Smile debuted on September 30 this year, seemingly appearing from nowhere, just in time for Halloween. In the few short months since then, the paranormal thriller and debut feature film by director Parker Finn managed to surpass a startling $200 million. Now that it’s available on 4K Ultra HD, Blu-ray, and DVD, the scares can be brought home to slumber parties and Netflix n’ chills the world over.
If one could point to what sets Smile apart from other original paranormal horror films in recent years, one could lay out three things. The first is the movie’s willful presentation of the material through an aesthetic that lends itself to the Creepypasta tales that started to dominate collective scare-obsessed minds in recent years. From Slender Man to Momo and, yes, The Smiling Man, these are stories that have burned across computer screens of a new generation eager for fresh, original tales. Presenting an urban tale using a balanced blend of horror tropes (jump scares, nightmare sequences) and unique, well-produced body horror payoffs was the first ingredient to its success.
The other aspect that elevates the film from campy schlock to a compelling thriller is its visual metaphors. The aphorism “turn that frown upside down” is never uttered in the film but winks at the audience in various shots throughout. Using an inverted perspective subtly implies to the audience that another step, a departure from the normal into the paranormal, is being established, a cornerstone convention of supernatural horror. Along with this example, among others of visual depth, there are also some easter eggs: the address of the film’s final, brutal conclusion is “409.” The number adds up to 13, and in case you think it’s a coincidence, the title card appears 13 minutes into the film. The number 13 is traditionally associated with death and regarded as sinister and unlucky (or, for us here at V13, a lucky number). Visuals and easter eggs that reward deeper diving into the film have become more and more expected by audiences in recent years, and providing it allowed this film to distinguish itself.
The final thing that sets Smile apart from its contemporaries is its exploration of psychology and trauma.
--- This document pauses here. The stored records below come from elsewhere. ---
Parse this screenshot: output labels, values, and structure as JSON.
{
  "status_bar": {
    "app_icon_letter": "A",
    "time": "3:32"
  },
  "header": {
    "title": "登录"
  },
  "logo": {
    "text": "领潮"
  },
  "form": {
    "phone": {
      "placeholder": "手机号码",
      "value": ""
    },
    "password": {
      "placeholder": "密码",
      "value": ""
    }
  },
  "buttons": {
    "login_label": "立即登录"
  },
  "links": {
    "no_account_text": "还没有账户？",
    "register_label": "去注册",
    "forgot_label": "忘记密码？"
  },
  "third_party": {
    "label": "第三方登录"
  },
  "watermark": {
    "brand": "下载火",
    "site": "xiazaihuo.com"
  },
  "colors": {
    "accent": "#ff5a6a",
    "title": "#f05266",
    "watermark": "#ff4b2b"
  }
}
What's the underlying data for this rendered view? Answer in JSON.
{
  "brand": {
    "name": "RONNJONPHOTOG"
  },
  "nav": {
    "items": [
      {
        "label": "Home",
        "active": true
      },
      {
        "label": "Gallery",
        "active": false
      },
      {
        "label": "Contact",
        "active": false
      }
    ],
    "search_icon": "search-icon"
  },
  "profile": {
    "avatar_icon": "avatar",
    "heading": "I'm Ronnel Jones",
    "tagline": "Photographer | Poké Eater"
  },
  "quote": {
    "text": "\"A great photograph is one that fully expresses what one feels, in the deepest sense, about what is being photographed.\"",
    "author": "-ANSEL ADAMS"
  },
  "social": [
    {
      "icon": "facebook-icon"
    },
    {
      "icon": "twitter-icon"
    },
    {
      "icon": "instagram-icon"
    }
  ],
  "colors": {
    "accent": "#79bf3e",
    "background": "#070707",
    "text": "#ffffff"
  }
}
Protagonist Dr. Rose Cotter (played with admirable commitment to the character’s descent into madness by Sosie Bacon) offers a compelling window through which we can peer out into the darkness of the unknown. She is believable, even if some of the more trope-y trappings of her profession aren’t (ER Psych wards don’t have anything breakable for the exact bloody reason that kicks off the movie’s gruesome opening). Also, there are consequential reasons for the characters around her, who all make reasonable, believable choices based on who they are. This sounds basic, but good lord, is it difficult to find that in any movie these days, let alone one in the horror genre.
For the special features on the physical release, there’s the standard Director’s commentary, Making-of featurette, and Deleted scenes. Their presence, while always expected, are bog standard justifications for DVDs.
Two things I will give credit to the studio for including, though, are the featurette Flies On The Wall, which deep dives into the sinister scoring of the film, and the inclusion of the original short by director Parker Finn, Laura Hasn’t Slept, which was the basis for his feature-length debut. These additions to the palette of special features on offer in the DVD are welcome additions and offer more reason to own a copy of the film, especially for fans who want to explore the trappings of the genre.
Director: Parker Finn
Screenplay: Parker Finn
Starring: Sosie Bacon, Jessie T. Usher, Kyle Gallner, Robin Weigert, Caitlin Stasey, Kal Penn, Rob Morgan
Production Company: Paramount Players, Temple Hill Entertainment
Distributed by: Paramount Pictures
Release Date: September 22, 2022 (Fantastic Fest), September 30, 2022 (United States)
Run Time: 115 minutes